After a 40-year journalism career in which he's met American presidents and members of the American Nazi party and covered natural disasters and sports legends, Bismarck Tribune editor John Irby is retiring.

Irby, who will turn 62 in October, announced this week he will retire from the newspaper on Sept. 9.

"I fairly enjoyed it, overall," Irby said about his journalism career.

Tribune Publisher Brian Kroshus praised Irby's work during his 4½ years at the Tribune, saying the longtime newspaper man insisted on "unparalleled" standards for ethical journalism and making sure the community's voice was heard.

"During his tenure, John has done an outstanding job and taken our news product to a higher level," Kroshus said.

Irby's long career in media began somewhat by accident. He wanted to be a printer after taking several high school classes in the craft. Pepperdine University offered him a scholarship to run its printing press, but the school never purchased the equipment. Irby's scholarship was renewed instead as a journalism scholarship.

The new path held his interest. After he graduated in 1971, he went to the Copley editorial training program, from which he was hired as a reporter at the Alhambra, Calif., Post Advocate.

During his time in Alhambra, Irby made his first foray into management. His city editor sent him to do a story on a nude dancing establishment run by a former police chief. When he returned, the managing editor wouldn't allow such a piece, no matter how tastefully written, to run in a family newspaper. The city editor resigned over the disagreement, and Irby was named interim city editor.

Over the years, Irby's career took him to newspapers in California, Nevada, Montana, Indiana and Wisconsin. While working in Reno, Nev., he realized a dream of playing professional baseball - he signed a one-day, $1 contract to play for Reno's Class A team for a story.
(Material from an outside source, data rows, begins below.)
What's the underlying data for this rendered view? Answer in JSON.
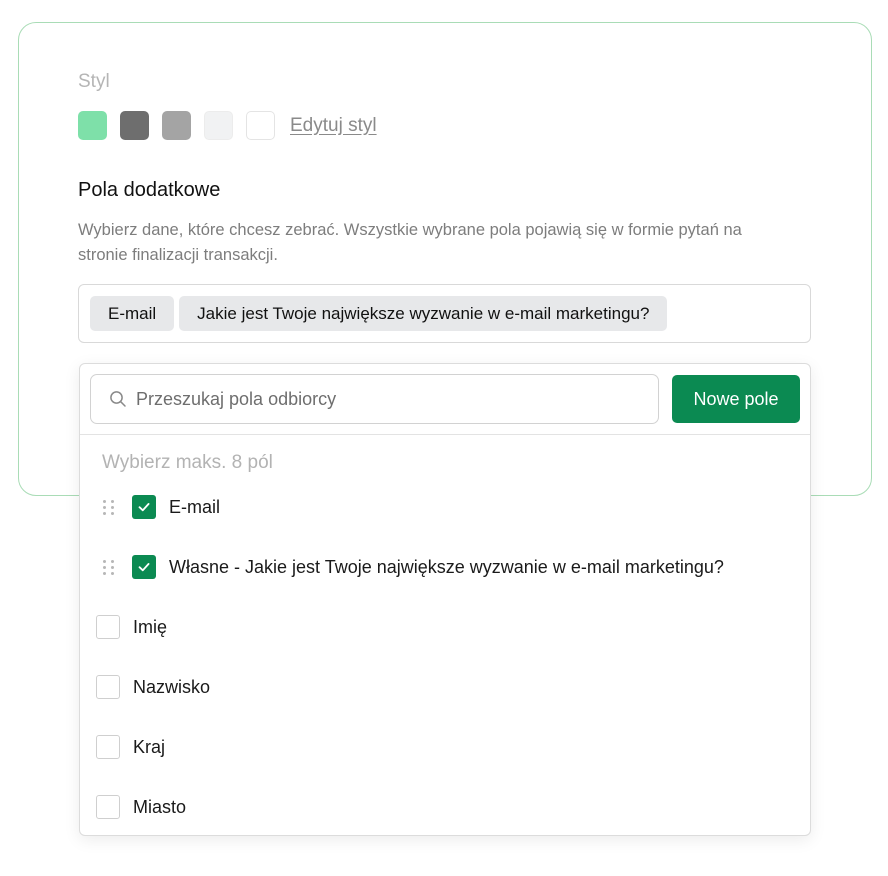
{
  "style_section": {
    "label": "Styl",
    "swatches": [
      {
        "name": "green",
        "color": "#7ee0a9"
      },
      {
        "name": "dark-gray",
        "color": "#6e6e6e"
      },
      {
        "name": "gray",
        "color": "#a4a4a4"
      },
      {
        "name": "light-gray",
        "color": "#f1f2f3"
      },
      {
        "name": "white",
        "color": "#ffffff"
      }
    ],
    "edit_link": "Edytuj styl"
  },
  "additional_fields": {
    "title": "Pola dodatkowe",
    "description": "Wybierz dane, które chcesz zebrać. Wszystkie wybrane pola pojawią się w formie pytań na stronie finalizacji transakcji.",
    "chips": [
      "E-mail",
      "Jakie jest Twoje największe wyzwanie w e-mail marketingu?"
    ]
  },
  "dropdown": {
    "search_placeholder": "Przeszukaj pola odbiorcy",
    "new_field_button": "Nowe pole",
    "hint": "Wybierz maks. 8 pól",
    "items": [
      {
        "label": "E-mail",
        "checked": true,
        "draggable": true
      },
      {
        "label": "Własne - Jakie jest Twoje największe wyzwanie w e-mail marketingu?",
        "checked": true,
        "draggable": true
      },
      {
        "label": "Imię",
        "checked": false,
        "draggable": false
      },
      {
        "label": "Nazwisko",
        "checked": false,
        "draggable": false
      },
      {
        "label": "Kraj",
        "checked": false,
        "draggable": false
      },
      {
        "label": "Miasto",
        "checked": false,
        "draggable": false
      }
    ]
  },
  "colors": {
    "accent": "#0b8a52",
    "card_border": "#a9dcb6"
  }
}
Though he never received his dollar, he did lay down a sacrifice bunt, committed one error and made several outs at first base.

In Great Falls, Mont., Los Angeles-native Irby received a culture shock when he saw a pole vaulter with a can of "snuff" in his back pocket, received a death threat over coverage of a high school basketball game and saw a farmer bet $6,000 in a bar over Class C basketball.

Over the years, Irby was tear-gassed while covering a riot and interviewed American Nazi party members armed with guns and snarling dogs. He once angered Kareem Abdul-Jabbar by waking him up for a phone interview, during which the basketball legend would respond to open questions with only the words "yes," "no" and "maybe." He was scolded by LPGA legend Donna Caponi for not doing his research before asking the four-time major winner whether she had won any majors.

Breaking news always has given Irby a rush. While he was editor at the Ventura County Star in 1994, his staff used laptops to write stories from their cars after an earthquake knocked out electricity. The paper was printed in San Luis Obispo, then flown back in time for delivery the next day.

Irby's longest newspaper tenure was with the Bakersfield Californian, where he was the managing editor from 1984-90. He enjoyed the satisfaction he got from working with the staff of 20 to 25 reporters.

Similarly, he enjoyed his time working with students at Washington State University, where he was an associate professor for eight years prior to coming to Bismarck. Irby maintains contact with numerous students from his time there. He wrote two books, "Kill the Editor" and "Reporting That Matters: Public Affairs Coverage," and enjoyed the freedom the position gave him academically and in terms of time.

"It was a good break for me at the time," he said.

Irby came to Bismarck in 2007. Of all his stops, Bismarck offered the weather least similar to what Irby was accustomed. But he has enjoyed the friendly people of the less-populated state.

"The last winter or two got to me a little bit," he said, with a laugh.

Kroshus said Irby engaged with the community during his time as editor and maintained and strengthened the ethics of the organization. He said a search for a replacement in the same vein as Irby will begin soon.

"It's evident that John has a passion for the news industry, having served the profession extremely well," he said.

Irby plans to stay in Bismarck, supporting his wife's career while slowing down his own. He will work part-time for the Federal Emergency Management Agency, write books and do some freelancing, manage properties he and his wife, Lisa, own, spend time with the two sons he has still at home, and travel. If the right thing comes along, he could see himself coming out of retirement. But he also can see himself enjoying the new pace.

He has no regrets over his career, other than wishing he could have played professional baseball more than that one game in Reno.

"I've always been one of those people who never looked back," Irby said.

(Reach reporter Jenny Michael at 250-8225 or